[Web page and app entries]
►

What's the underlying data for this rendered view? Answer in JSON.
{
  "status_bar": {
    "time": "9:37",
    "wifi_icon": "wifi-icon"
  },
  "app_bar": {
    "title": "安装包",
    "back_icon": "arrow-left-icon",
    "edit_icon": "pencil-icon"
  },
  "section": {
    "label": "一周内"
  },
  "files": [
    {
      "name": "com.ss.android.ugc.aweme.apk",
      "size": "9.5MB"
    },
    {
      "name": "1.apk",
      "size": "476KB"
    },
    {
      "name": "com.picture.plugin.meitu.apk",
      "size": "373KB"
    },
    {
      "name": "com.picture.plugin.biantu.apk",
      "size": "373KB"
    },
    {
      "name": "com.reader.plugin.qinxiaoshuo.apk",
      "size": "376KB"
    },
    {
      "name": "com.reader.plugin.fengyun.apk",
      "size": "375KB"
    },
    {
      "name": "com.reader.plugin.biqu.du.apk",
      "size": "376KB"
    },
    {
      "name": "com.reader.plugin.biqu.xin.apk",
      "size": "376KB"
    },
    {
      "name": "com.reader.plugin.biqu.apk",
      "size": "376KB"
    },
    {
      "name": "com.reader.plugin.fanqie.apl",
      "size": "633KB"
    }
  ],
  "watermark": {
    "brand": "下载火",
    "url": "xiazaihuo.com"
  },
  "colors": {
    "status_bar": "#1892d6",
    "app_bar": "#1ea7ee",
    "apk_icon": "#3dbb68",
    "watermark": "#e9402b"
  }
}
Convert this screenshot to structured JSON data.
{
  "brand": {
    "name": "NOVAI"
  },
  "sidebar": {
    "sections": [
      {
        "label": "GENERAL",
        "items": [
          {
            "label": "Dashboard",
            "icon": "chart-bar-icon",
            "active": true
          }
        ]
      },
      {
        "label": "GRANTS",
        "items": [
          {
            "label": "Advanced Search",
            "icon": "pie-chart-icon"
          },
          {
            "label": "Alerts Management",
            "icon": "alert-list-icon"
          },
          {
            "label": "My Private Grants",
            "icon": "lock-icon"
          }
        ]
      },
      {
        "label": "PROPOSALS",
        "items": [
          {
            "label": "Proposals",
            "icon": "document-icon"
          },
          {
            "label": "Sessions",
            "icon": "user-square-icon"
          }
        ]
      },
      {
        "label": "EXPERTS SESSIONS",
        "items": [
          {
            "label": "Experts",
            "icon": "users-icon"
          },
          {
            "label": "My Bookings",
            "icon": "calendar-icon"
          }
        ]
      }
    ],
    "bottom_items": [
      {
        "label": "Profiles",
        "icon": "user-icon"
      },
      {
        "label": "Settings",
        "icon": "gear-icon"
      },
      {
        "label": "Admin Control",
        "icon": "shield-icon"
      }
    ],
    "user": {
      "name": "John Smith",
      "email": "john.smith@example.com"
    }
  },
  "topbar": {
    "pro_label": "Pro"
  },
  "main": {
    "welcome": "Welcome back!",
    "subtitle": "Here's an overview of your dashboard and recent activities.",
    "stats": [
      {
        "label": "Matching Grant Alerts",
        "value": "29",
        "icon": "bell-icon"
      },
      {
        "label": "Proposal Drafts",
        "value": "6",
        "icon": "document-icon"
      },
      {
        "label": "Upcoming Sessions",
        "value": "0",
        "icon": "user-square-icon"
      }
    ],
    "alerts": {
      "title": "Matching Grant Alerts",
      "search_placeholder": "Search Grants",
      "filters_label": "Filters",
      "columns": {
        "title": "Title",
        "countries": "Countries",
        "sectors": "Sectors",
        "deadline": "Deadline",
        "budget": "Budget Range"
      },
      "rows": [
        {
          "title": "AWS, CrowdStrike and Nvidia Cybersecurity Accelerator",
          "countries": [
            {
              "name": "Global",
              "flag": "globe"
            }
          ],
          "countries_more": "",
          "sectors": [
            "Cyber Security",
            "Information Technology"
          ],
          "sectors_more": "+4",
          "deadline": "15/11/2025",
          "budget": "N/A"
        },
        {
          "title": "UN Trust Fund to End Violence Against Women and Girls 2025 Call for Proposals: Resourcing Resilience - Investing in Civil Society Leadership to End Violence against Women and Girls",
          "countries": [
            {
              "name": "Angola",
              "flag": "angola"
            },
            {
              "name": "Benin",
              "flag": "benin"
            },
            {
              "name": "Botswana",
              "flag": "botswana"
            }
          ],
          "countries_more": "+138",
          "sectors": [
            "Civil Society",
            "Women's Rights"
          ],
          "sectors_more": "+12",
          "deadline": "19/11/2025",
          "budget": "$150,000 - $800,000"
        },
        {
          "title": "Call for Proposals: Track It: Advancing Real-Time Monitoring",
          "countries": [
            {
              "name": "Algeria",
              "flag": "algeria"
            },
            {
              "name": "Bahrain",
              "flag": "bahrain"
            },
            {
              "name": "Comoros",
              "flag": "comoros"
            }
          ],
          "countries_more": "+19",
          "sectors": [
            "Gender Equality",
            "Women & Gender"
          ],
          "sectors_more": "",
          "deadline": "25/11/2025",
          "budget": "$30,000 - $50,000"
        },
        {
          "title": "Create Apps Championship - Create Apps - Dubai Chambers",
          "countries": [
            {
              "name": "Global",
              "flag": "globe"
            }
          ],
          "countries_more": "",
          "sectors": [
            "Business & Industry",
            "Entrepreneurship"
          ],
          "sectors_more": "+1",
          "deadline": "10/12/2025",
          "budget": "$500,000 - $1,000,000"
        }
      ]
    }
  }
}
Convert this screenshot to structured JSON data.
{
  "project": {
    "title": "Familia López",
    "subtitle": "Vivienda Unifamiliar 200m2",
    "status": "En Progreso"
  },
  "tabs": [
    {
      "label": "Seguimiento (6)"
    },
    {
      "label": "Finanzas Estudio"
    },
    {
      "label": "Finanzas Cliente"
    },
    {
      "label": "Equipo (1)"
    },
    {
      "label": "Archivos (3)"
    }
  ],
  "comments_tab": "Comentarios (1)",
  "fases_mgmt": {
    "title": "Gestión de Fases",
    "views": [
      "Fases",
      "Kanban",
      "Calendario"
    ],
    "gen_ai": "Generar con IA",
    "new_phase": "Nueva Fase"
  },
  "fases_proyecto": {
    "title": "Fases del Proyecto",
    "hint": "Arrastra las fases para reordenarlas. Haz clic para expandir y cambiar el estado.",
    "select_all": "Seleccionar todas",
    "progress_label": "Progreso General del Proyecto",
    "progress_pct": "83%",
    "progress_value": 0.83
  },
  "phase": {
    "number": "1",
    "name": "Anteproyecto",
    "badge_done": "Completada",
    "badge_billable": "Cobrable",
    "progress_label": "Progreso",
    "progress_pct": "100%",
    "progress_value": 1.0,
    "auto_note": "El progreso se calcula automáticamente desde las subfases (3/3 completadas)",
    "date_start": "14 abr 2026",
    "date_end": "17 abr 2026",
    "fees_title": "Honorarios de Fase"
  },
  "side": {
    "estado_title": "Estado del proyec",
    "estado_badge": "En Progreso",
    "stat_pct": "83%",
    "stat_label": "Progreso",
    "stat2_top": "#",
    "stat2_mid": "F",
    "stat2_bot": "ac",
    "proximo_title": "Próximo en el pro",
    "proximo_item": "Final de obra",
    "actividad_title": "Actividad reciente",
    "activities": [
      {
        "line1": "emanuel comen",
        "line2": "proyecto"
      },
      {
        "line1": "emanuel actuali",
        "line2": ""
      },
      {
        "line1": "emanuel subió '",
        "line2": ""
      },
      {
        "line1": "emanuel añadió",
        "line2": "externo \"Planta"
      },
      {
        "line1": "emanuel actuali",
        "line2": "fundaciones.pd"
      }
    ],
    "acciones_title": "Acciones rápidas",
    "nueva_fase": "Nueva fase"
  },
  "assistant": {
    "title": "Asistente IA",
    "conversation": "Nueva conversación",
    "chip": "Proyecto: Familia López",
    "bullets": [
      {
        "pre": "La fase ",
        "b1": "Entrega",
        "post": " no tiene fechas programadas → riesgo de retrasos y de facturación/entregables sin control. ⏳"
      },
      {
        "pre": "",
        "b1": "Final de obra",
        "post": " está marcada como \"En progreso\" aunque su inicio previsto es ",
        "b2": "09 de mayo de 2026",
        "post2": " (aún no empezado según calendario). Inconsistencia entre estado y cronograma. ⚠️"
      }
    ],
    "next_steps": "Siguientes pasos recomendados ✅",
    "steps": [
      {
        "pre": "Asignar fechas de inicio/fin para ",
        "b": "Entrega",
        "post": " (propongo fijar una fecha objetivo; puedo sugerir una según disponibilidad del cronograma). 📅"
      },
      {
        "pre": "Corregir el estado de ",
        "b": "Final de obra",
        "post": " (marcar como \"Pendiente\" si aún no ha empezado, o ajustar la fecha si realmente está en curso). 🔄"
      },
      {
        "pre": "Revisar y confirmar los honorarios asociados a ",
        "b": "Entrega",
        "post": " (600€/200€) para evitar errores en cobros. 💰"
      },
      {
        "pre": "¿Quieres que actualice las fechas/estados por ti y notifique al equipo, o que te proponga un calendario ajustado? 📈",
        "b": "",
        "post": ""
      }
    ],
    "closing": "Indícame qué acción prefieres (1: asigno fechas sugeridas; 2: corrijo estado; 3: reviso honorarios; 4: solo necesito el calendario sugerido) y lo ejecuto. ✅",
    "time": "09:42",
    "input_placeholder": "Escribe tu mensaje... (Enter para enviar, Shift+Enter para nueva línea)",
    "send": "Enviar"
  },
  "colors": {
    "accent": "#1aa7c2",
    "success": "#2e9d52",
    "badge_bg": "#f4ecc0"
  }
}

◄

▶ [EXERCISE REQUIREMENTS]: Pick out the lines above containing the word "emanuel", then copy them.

▶ [ANSWER TO THIS EXERCISE]:
        "line1": "emanuel comen",
        "line1": "emanuel actuali",
        "line1": "emanuel subió '",
        "line1": "emanuel añadió",
        "line1": "emanuel actuali",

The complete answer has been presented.